## MATERIAL PROVIDED
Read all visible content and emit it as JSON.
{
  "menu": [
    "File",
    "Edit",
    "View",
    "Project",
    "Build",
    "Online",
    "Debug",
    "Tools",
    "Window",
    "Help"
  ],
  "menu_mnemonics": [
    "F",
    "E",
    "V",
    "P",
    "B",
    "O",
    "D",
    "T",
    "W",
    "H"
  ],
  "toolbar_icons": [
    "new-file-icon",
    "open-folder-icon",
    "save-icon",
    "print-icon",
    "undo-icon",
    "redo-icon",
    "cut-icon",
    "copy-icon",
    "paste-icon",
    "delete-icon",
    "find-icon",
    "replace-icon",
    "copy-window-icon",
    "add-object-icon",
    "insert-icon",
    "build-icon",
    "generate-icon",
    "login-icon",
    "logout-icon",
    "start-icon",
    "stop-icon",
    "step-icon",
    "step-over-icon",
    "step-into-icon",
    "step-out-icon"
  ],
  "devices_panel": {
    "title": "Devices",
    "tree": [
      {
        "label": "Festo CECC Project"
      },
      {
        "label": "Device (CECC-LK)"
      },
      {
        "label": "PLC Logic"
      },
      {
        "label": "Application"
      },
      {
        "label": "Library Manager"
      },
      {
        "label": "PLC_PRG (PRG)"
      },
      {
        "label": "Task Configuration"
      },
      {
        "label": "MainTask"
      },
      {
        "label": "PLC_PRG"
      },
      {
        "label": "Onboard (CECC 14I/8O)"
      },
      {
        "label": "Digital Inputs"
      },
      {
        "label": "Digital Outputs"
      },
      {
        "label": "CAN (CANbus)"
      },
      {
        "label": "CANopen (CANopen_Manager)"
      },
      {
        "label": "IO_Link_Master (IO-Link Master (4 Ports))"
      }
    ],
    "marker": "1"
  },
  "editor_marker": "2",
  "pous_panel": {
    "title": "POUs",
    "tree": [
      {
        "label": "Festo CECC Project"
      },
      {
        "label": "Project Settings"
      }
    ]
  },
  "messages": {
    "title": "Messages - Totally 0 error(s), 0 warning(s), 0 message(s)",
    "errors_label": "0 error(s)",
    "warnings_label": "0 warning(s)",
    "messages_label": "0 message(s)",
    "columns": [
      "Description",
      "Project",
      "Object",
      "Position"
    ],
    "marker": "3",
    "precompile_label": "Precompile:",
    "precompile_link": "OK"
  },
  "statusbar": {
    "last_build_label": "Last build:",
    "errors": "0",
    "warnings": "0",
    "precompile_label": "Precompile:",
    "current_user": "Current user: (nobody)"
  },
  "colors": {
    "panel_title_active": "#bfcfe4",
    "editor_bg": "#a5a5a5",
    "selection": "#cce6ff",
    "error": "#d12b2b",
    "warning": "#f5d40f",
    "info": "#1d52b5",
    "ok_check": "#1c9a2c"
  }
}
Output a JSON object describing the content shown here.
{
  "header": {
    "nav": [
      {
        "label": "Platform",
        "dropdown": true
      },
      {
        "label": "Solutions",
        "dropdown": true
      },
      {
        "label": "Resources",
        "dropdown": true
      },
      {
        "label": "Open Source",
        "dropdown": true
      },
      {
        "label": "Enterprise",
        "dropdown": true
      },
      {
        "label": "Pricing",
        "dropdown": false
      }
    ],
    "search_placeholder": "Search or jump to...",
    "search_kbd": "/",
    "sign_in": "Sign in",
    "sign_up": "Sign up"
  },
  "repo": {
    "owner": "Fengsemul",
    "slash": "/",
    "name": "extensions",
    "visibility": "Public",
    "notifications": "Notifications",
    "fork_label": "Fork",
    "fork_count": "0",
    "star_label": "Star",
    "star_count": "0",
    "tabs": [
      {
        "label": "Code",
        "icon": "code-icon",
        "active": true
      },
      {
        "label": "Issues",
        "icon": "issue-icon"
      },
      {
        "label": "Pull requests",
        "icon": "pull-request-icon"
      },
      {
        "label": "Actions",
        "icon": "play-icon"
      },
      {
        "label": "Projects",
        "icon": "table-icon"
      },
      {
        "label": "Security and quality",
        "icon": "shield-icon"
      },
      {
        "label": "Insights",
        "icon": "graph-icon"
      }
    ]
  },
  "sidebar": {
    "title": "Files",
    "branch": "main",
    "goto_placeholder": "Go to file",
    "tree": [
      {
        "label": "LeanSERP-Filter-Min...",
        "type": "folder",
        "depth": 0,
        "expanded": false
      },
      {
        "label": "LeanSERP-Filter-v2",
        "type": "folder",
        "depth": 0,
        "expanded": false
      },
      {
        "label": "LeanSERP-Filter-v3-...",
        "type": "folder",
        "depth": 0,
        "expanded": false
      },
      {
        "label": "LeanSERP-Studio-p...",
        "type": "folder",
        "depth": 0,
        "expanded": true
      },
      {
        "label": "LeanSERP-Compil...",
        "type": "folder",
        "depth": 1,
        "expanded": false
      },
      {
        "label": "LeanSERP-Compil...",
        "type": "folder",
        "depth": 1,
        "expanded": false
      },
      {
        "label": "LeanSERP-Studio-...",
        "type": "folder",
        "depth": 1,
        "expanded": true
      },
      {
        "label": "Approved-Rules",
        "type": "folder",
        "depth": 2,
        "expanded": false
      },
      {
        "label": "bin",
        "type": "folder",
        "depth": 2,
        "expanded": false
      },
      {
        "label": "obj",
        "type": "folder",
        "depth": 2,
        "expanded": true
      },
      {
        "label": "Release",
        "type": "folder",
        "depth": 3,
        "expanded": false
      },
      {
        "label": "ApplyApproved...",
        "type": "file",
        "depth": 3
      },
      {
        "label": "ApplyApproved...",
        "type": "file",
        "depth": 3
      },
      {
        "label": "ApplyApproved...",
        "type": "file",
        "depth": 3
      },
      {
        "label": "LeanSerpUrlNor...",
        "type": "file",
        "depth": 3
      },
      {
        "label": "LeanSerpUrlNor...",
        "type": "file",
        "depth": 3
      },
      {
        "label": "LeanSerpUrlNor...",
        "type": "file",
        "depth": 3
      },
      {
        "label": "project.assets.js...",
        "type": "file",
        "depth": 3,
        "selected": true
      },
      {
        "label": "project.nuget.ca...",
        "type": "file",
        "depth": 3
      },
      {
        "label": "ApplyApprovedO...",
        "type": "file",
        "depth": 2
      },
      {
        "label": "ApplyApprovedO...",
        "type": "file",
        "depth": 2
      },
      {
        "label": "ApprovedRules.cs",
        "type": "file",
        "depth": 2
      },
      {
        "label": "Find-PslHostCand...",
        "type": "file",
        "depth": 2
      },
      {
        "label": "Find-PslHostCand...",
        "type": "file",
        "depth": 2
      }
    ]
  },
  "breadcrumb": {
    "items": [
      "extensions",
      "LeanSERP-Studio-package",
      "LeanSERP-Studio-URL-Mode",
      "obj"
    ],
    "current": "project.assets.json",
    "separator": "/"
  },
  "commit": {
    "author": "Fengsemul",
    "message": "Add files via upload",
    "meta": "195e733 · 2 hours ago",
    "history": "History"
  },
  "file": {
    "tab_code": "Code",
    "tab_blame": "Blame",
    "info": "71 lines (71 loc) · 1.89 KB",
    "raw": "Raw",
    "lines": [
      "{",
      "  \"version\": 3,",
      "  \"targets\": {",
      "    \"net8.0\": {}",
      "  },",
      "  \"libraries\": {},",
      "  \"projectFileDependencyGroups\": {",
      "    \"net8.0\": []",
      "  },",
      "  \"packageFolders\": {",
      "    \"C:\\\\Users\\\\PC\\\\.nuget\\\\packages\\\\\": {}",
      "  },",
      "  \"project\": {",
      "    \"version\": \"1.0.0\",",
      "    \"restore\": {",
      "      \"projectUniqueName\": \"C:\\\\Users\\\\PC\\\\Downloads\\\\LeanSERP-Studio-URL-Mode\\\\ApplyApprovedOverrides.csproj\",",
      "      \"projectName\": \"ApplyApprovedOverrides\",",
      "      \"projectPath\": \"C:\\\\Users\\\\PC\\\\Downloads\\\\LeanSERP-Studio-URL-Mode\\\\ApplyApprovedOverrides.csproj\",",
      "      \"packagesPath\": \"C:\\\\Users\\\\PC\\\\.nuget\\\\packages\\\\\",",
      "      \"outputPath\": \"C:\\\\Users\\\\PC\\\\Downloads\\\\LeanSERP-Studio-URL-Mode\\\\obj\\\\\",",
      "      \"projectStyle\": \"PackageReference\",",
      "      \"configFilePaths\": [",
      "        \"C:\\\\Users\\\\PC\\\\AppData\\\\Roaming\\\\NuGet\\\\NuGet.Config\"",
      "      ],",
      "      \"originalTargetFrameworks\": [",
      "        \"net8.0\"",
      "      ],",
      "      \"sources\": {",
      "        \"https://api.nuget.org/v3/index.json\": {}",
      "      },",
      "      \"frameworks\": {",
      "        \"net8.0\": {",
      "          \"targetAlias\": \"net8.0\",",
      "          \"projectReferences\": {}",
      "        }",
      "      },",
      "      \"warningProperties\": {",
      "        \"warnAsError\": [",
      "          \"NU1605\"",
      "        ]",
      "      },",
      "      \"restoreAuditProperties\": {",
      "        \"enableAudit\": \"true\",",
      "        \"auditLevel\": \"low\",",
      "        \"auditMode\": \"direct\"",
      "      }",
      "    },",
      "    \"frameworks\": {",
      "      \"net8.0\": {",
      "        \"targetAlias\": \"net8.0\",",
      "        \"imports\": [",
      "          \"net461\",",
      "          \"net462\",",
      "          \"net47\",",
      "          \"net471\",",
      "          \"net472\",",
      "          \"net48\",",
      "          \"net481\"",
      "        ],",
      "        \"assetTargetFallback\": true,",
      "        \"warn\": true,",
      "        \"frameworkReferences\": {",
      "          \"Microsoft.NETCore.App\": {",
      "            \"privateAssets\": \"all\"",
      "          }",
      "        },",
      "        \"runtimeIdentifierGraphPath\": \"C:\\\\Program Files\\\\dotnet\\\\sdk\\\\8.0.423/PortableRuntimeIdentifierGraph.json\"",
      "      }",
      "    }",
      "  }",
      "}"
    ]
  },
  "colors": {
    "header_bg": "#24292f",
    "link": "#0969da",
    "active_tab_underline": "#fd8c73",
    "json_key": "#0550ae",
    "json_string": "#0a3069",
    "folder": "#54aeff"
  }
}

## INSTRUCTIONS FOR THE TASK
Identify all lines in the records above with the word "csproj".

## ANSWER TO THIS PROBLEM
      "      \"projectUniqueName\": \"C:\\\\Users\\\\PC\\\\Downloads\\\\LeanSERP-Studio-URL-Mode\\\\ApplyApprovedOverrides.csproj\",",
      "      \"projectPath\": \"C:\\\\Users\\\\PC\\\\Downloads\\\\LeanSERP-Studio-URL-Mode\\\\ApplyApprovedOverrides.csproj\",",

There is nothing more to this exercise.